Formulation Process: Highlight: FACULTY

Beauty companies have a choice when it comes to formulating. Here’s an inside look on the different processes beauty companies can take in the beauty business. The formulation can be a stressful journey for a founder because there are so many different logical paths that you can take to get there. You can be as extreme as doing it completely in-house, purchasing a lab, hiring a chemist, purchasing all the material, doing it yourself, or self-production. The other extreme is white labeling something that exists. Which for some brands that work, for other brands it doesn’t. You’re pre-purchasing a formula that already exists, slapping your logo onto it and then you are bringing it into your distribution channel. FACULTY is in the middle. What we do at FACULTY is work with some of the best suppliers and formulators in the industry to put together custom formulas. Have them tailored to how we want them in a way that we believe is going to add value to the customer. Now, what does that mean? That means working with our advisors who have spent almost 30 years at some of the biggest makeup brands, who have created some of the makeup brands and skincare brands you probably use today, and determining what makes sense for the skin type we’re going after. When we think about the differences, the male skin type is much more porous, which means that grime, dirt, dust, debris get into your pores, clog them, and give you acne and all other skin problems that come from that. What we’ve realized is that the makeup products that exist on the market, do the same thing because they’re made with comedogenic ingredients and comedogenic ingredients clogs your pores. What we’ve said at FACULTY is whenever we get the chance, we will always make it with non-comedogenic ingredients. This means the products are better for your skin chemically, and leave you feeling good about what’s on your face and not worried about getting acne or any other skincare, irritations, and problems. We take all these design principles from trying to build a premium formula to thinking about the skin type we’re going after to the experience of pumping a product into your hand or taking it out of a bottle. We triangulate all of those together to come to a formula that we believe works for the market and our customers.

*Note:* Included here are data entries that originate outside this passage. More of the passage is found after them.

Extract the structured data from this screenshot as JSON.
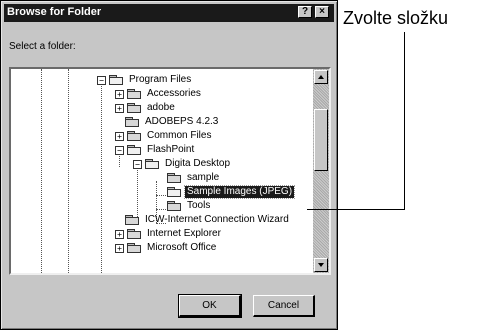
{
  "dialog": {
    "title": "Browse for Folder",
    "help_label": "?",
    "close_label": "×",
    "prompt": "Select a folder:",
    "ok_label": "OK",
    "cancel_label": "Cancel"
  },
  "tree": {
    "items": [
      {
        "label": "Program Files",
        "expander": "−"
      },
      {
        "label": "Accessories",
        "expander": "+"
      },
      {
        "label": "adobe",
        "expander": "+"
      },
      {
        "label": "ADOBEPS 4.2.3",
        "expander": ""
      },
      {
        "label": "Common Files",
        "expander": "+"
      },
      {
        "label": "FlashPoint",
        "expander": "−"
      },
      {
        "label": "Digita Desktop",
        "expander": "−"
      },
      {
        "label": "sample",
        "expander": ""
      },
      {
        "label": "Sample Images (JPEG)",
        "expander": "",
        "selected": true
      },
      {
        "label": "Tools",
        "expander": ""
      },
      {
        "label": "ICW-Internet Connection Wizard",
        "expander": ""
      },
      {
        "label": "Internet Explorer",
        "expander": "+"
      },
      {
        "label": "Microsoft Office",
        "expander": "+"
      }
    ]
  },
  "annotation": {
    "text": "Zvolte složku"
  }
}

Beauty Industry Perspectives: How to Be Successful in this Industry

The beauty business is quite competitive and fast-paced, but there are three important traits that will help you succeed. Jihan Thompson, the co-founder and CEO of Swivel Beauty, believes persistence is number one. Persistence means not giving up, whether you’ve heard no a million times or you’ve tried and failed. Keep figuring out solutions, advance your online beauty education, hone your craft, and keep improving. This level of persistence and not taking no for an answer is incredibly important. Number two, be a risk taker. Be willing to say yes when others say no. Be willing to put yourself out there, even if it feels a little bit scary. Your willingness to take risks helps get you to that next level in your beauty career. It will put you in a position for massive opportunities for growth. Put yourself out there. Take those calculated risks. No matter how scary they are, those are the ones that are going to really help grow your career. Lastly, Thompson says to focus on being business-minded. While the beauty industry can be such a creative field, it’s also super important to have business acumen. Think about how you’re going to strategically grow your business and invest in your ongoing beauty education. Contemplate how you’re going to get from where you are to where you want to go, your dreams and goals, and the steps you’ll need to take to get there. Don’t be afraid to think about the business side of things too at the start of your beauty career. When you put all of those traits together – you’re persistent, a risk taker, and understand the business side of what you’re doing – it creates a triple threat and helps you grow in your business.